→ **WORK INSTRUCTIONS**
Check every line of the data for the word "Recruitment", and copy those that have it.

*** AVAILABLE DATA Section Begins ***

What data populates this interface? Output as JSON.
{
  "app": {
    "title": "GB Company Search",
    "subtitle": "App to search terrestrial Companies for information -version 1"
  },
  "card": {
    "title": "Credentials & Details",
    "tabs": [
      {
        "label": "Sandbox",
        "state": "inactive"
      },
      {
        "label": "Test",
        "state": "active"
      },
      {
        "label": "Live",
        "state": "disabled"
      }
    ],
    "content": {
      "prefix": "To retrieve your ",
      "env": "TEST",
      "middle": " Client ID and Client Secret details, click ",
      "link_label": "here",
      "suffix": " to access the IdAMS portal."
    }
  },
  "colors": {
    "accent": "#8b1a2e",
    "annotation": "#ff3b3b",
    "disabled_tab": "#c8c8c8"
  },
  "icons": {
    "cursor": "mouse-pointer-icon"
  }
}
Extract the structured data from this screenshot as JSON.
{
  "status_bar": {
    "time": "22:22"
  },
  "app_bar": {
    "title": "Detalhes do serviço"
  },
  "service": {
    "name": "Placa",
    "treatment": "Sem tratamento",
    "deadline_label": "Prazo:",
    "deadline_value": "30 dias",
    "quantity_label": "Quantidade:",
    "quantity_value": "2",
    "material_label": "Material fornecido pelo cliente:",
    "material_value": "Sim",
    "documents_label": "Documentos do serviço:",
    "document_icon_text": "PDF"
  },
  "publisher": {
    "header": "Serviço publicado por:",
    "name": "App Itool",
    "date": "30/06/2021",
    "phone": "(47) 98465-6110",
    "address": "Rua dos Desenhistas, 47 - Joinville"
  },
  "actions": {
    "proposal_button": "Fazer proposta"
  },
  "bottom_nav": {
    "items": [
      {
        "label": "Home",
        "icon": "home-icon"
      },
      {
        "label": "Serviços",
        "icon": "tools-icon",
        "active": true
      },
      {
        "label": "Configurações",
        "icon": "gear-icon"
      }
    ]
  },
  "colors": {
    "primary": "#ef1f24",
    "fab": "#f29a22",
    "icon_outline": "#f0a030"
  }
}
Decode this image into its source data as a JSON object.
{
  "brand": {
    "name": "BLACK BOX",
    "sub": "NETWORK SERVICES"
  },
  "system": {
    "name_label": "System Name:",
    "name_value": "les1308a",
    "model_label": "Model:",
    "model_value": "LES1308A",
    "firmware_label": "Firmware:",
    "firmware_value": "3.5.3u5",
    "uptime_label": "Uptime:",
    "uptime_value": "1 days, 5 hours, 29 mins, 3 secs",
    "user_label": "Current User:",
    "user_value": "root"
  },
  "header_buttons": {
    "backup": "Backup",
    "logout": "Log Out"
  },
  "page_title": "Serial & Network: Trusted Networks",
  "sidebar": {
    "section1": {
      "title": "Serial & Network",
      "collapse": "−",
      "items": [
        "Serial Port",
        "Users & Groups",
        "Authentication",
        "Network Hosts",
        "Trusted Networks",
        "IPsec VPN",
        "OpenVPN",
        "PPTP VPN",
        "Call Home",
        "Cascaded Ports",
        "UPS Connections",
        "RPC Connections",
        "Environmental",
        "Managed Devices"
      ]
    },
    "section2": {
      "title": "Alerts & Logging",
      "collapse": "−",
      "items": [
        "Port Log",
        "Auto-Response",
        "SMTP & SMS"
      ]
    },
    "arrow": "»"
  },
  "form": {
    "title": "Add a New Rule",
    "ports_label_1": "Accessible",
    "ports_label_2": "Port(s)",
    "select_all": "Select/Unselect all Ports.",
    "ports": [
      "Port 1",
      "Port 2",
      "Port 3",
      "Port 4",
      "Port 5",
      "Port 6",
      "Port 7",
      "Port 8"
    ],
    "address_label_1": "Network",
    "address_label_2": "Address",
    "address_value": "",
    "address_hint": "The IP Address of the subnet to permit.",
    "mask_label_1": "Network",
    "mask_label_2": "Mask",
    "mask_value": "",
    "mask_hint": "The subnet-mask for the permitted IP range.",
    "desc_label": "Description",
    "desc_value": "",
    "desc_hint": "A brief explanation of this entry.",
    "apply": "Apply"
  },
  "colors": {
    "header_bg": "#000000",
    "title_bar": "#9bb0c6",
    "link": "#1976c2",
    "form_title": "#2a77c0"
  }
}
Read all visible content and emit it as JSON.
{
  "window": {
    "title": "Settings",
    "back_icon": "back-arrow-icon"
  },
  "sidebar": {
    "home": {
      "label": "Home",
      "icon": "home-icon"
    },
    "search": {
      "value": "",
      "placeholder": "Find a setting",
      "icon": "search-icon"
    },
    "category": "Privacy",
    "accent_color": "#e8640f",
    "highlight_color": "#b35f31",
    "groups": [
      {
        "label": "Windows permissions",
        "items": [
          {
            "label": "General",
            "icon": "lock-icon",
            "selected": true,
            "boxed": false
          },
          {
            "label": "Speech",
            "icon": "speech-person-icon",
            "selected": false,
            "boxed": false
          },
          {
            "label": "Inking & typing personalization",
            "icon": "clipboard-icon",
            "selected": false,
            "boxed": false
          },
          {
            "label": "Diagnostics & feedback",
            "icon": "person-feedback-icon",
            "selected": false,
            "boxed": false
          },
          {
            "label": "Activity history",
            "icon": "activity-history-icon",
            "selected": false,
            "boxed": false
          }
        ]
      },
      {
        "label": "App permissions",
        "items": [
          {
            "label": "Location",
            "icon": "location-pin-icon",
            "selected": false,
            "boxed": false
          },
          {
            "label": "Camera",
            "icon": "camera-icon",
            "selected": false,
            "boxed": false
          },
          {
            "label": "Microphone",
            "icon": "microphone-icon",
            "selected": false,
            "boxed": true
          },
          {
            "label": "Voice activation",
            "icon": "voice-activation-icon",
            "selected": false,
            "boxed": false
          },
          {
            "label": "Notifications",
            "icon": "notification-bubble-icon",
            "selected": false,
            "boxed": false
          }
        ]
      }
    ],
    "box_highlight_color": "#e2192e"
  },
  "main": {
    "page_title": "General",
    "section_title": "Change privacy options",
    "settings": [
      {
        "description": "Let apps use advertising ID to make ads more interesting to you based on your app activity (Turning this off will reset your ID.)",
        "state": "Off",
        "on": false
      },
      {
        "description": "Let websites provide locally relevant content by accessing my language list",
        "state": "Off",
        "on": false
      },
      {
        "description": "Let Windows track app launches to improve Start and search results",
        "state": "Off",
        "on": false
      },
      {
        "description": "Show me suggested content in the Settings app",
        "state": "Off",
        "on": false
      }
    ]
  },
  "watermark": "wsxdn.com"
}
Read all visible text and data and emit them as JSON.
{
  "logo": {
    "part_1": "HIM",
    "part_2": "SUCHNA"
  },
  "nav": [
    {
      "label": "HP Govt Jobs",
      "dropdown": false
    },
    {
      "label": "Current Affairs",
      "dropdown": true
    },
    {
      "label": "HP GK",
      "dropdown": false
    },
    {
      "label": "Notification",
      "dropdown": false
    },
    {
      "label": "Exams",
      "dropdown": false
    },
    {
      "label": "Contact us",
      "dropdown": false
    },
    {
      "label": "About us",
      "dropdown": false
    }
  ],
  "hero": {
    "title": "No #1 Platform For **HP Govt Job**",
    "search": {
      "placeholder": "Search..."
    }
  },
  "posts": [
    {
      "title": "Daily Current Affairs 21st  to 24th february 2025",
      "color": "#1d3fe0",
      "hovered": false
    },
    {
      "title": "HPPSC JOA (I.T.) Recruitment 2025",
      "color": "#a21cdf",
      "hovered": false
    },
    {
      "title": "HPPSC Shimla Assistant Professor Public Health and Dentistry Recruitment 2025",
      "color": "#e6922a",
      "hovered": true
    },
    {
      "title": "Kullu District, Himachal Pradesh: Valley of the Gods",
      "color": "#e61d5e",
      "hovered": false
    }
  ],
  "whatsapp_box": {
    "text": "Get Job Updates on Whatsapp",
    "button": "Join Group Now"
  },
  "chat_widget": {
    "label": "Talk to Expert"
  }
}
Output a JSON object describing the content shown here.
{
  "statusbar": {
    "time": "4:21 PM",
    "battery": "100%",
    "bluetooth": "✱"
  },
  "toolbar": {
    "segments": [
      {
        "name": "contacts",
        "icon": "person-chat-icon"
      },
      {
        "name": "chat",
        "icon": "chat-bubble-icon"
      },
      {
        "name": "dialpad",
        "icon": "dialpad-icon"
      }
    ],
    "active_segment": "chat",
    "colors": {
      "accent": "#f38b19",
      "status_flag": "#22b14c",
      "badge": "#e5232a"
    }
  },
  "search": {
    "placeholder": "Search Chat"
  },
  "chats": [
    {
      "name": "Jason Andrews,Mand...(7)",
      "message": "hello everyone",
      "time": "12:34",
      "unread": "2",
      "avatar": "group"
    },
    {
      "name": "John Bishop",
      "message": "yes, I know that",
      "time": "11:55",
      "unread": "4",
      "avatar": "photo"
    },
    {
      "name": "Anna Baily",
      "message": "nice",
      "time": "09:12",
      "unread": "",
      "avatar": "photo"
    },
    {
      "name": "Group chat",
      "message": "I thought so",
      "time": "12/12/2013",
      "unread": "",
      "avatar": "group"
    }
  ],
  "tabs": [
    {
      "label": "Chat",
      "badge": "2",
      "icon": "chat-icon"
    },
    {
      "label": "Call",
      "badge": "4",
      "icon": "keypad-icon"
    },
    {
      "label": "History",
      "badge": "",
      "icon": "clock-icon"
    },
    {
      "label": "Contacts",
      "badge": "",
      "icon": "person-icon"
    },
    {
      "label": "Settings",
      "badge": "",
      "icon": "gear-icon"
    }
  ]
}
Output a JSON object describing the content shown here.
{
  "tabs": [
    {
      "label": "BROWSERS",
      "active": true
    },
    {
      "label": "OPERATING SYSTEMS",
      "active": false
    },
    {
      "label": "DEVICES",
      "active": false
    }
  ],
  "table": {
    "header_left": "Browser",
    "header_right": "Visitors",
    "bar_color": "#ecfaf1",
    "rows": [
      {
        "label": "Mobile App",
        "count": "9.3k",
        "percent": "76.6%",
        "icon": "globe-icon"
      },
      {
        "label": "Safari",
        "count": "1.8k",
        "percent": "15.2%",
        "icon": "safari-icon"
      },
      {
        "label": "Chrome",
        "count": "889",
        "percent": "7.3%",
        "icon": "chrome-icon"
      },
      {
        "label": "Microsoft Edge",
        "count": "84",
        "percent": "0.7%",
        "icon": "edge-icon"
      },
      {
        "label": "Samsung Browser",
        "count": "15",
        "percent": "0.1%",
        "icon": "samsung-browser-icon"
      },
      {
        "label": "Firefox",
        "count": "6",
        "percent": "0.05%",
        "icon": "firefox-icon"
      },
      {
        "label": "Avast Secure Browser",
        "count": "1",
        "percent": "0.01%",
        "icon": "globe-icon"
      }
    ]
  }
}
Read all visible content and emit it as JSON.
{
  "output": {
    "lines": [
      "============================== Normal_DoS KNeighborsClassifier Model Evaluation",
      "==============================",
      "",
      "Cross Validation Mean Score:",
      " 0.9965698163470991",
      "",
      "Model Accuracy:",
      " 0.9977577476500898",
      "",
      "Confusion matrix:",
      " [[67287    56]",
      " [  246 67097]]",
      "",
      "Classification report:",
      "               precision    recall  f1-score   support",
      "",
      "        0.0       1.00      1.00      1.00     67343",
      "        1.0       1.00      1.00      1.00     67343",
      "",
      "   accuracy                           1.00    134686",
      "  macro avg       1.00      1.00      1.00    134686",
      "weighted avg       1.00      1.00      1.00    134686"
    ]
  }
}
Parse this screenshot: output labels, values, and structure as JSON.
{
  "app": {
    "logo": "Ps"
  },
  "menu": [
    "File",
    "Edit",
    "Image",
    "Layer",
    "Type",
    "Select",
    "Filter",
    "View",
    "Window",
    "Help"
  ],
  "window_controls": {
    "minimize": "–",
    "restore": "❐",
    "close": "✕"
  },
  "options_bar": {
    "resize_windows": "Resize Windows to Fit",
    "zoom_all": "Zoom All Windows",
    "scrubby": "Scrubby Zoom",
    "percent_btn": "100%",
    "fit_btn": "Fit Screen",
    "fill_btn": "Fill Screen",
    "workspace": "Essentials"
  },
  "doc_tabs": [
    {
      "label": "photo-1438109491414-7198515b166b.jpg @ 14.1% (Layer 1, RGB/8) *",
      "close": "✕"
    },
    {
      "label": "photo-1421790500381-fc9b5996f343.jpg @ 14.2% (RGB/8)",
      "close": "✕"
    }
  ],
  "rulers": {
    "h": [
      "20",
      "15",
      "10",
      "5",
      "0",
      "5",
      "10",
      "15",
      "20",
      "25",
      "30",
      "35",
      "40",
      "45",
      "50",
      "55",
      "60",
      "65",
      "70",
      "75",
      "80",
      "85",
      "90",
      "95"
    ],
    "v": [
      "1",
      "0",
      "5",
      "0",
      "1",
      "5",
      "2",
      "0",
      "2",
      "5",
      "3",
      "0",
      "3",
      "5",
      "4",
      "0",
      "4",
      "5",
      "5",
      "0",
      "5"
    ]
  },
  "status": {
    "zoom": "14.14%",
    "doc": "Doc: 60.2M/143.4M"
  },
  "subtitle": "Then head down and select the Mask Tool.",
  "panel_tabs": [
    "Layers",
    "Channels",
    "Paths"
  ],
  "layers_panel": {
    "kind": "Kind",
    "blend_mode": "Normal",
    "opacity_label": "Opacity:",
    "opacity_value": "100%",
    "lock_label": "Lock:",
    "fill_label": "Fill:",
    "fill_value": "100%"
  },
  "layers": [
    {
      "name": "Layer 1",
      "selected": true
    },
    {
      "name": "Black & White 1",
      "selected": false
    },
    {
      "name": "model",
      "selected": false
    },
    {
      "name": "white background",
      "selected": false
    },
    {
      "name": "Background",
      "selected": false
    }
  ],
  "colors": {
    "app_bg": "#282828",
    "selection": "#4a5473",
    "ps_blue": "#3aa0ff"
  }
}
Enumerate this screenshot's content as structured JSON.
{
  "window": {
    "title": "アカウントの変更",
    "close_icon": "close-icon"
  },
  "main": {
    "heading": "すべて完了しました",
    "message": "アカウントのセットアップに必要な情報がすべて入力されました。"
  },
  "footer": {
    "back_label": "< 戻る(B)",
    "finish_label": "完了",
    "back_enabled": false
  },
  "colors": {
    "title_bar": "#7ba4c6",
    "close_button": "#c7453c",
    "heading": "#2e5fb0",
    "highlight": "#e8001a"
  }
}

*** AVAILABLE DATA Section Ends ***

→ **REPLY**
      "title": "HPPSC JOA (I.T.) Recruitment 2025",
      "title": "HPPSC Shimla Assistant Professor Public Health and Dentistry Recruitment 2025",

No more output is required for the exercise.